I can't do a lot about the total when you fill your tank, but I do have a few tips to help you fill up a little less often and save a bit of fuel and money. It's been awhile since we pointed you to FuelEconomy.gov, but this site is the best place to start if you're looking for info on efficient driving and vehicles.
To get you started, remember these tips:
- Drive the speed limit. For every 5 miles per hour (mph) you drive over 60, assume you are paying an additional $0.24 per gallon of gas. That adds up!
- Try to avoid idling; you get 0 miles per gallon when you're idle.
- Check your tire pressure. Keeping your tires properly inflated can save you up to $0.11 per gallon.
- Plan your trips and combine errands into one trip. You may reduce the distance you travel, and your car uses less fuel when the engine is warmed up during a longer trip, versus when you start it cold for several short trips.

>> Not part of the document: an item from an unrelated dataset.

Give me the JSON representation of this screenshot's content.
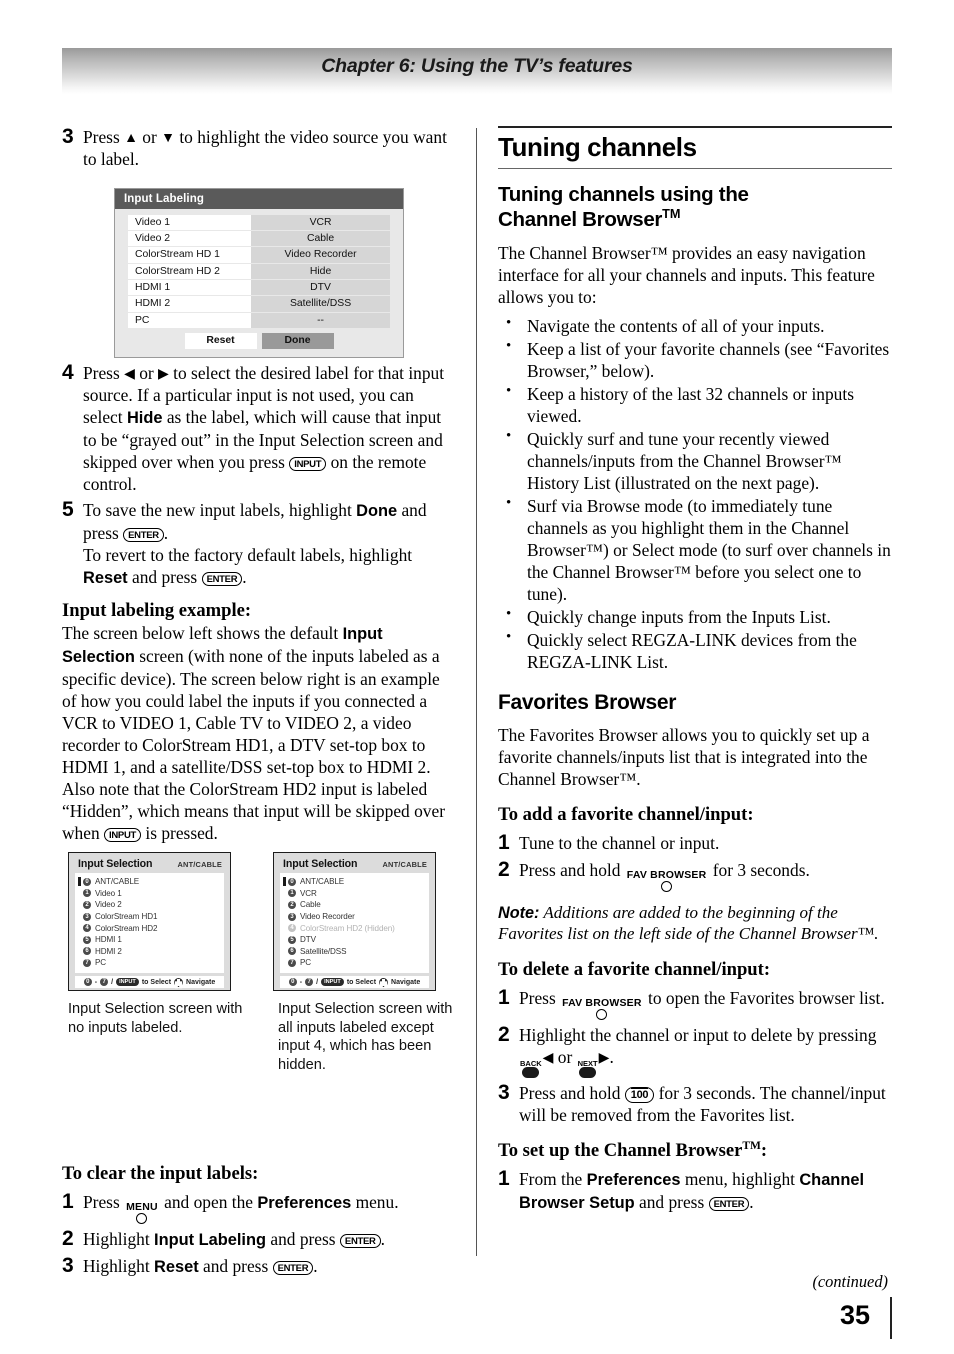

- Try telecommuting, carpooling, or public transportation. Anything you can do to avoid the drive altogether, or reduce the amount of driving you have to do, will help you save on fuel and wear-and-tear on your vehicle.
- Choose an efficient vehicle. If you're in the market for a new vehicle, buy the most fuel-efficient model possible. FuelEconomy.gov offers some great comparison tools, so start your comparison shopping here!
Be sure to check out the many other tips available at FuelEconomy.gov and do your part to take control of your own fuel use and savings.
Allison Casey is a senior communicator at DOE's National Renewable Energy Laboratory, which assists EERE in providing technical content for many of its Web sites.